What Is Dislocation?

A joint is an area where two or more bones connect. A dislocation occurs when an external force knocks the bones of a joint out of position. Joints include your jaws, shoulders, fingers, elbows, ankles and knees. A fall, blow or playing contact sports causes joint dislocation.

The shoulder joint is the most mobile joint in the body. It can turn in many directions, which makes it also the most commonly dislocated joint. Aside from playing sports, studies show that young males and older women are at a higher risk of suffering from a dislocated shoulder joint. Women aged 80 to 90 years old suffer from dislocated shoulders due to falls at home.

How to Tell If Your Joint Is Dislocated?

A dislocation tears ligaments or tendons. For example, the most common dislocation in the shoulders is when the joint slips forward (anterior instability) and the arm bone is moved forward and down out of its joint. Dislocated joint symptoms include:
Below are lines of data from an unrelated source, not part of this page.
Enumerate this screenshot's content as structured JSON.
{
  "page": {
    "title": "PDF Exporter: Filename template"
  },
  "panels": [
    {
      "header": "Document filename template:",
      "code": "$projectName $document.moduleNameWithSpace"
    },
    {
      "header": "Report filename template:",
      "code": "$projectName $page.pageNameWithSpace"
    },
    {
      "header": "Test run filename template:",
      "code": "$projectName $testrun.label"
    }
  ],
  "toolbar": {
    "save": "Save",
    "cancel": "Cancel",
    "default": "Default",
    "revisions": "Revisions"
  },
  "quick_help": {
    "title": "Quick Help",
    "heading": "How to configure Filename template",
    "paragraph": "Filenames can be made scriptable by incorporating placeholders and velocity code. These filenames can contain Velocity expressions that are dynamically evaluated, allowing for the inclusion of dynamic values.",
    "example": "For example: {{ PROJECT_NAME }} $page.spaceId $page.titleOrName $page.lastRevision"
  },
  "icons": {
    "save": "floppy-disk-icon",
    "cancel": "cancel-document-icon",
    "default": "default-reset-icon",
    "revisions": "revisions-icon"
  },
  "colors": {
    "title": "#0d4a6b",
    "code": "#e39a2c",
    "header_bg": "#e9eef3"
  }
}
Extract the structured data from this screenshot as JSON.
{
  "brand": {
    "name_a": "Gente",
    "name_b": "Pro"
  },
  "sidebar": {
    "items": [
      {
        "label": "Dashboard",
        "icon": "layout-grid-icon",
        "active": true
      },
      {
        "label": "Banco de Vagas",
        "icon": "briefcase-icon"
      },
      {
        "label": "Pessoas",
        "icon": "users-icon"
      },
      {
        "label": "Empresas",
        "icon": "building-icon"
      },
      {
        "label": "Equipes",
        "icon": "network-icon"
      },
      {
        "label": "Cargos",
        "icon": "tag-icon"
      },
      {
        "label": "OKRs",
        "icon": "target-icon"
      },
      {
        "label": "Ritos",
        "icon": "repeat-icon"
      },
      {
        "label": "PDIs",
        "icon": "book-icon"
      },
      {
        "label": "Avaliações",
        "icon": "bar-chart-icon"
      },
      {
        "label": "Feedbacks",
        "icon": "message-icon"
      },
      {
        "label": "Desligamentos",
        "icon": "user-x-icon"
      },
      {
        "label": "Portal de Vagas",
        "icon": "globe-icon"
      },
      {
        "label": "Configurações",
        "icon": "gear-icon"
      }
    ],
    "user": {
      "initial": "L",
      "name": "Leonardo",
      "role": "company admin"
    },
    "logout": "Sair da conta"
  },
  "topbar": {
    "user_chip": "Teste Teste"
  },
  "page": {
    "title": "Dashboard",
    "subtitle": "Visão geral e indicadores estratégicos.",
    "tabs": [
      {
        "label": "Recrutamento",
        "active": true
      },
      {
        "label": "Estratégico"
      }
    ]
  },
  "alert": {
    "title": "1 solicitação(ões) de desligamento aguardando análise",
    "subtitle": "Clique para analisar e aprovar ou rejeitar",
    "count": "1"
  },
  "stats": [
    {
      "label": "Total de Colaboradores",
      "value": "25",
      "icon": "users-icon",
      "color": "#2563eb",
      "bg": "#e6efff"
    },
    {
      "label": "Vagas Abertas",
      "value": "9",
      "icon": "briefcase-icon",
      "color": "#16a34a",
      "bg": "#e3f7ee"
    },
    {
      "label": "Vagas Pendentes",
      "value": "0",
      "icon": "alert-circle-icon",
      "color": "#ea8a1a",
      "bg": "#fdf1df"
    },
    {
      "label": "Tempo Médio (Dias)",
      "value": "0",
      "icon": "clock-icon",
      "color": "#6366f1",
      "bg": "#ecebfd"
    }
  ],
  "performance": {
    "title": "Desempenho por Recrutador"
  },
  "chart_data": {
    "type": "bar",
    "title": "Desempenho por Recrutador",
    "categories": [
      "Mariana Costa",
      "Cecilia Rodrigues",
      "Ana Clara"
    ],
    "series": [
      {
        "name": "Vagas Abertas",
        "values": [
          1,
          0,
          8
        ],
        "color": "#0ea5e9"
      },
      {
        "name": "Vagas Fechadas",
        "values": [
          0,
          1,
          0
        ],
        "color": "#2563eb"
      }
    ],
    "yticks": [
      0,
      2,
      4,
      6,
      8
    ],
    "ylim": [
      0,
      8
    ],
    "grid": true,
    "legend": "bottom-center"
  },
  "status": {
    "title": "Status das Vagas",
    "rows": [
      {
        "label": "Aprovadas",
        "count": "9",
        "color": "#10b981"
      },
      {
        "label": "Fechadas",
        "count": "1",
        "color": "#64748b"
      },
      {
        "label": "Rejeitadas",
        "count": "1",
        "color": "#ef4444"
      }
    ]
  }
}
  • Pain
  • Swelling
  • Numbness
  • Weakness
  • Bruising

How to Treat a Dislocated Joint

A dislocated joint is an emergency. While you wait for medical care, you may apply the following initial treatment to the affected joint:

  • Let the joint rest. Do not attempt to move or jam a dislocated bone back. Sudden movement can damage blood vessels, muscles, ligaments and nerves.
  • Put an ice pack on the area around the joint to ease swelling and pain.
  • Take pain relievers, such as ibuprofen or acetaminophen.

Your doctor will perform a process called closed reduction on your dislocated shoulders. The process involves placing your humerus back into the joint socket to stop the pain and put the shoulder joint back in place.

The sore area can benefit from cold compress post-recovery. Your doctor may recommend a sling or other device to immobilize your injured joint for several weeks following treatment temporarily.

Your doctor may recommend rehabilitation exercises for you once the pain and swelling subside to help restore your joint’s range of motion and strengthen the muscles. Dislocation may become a recurrent problem. Wearing a brace can help, but if therapy and bracing fail, your ligaments may need to undergo surgery for repair.

When Should I Call the Doctor?

If you have a dislocated joint, see an orthopedic doctor right away or call 911. It is important to remember that once you dislocate a shoulder or kneecap joint, you’re more likely to dislocate it again. Always wear protective gear to prevent future dislocations if you play contact sports.

American Academy of Orthopaedic Surgeons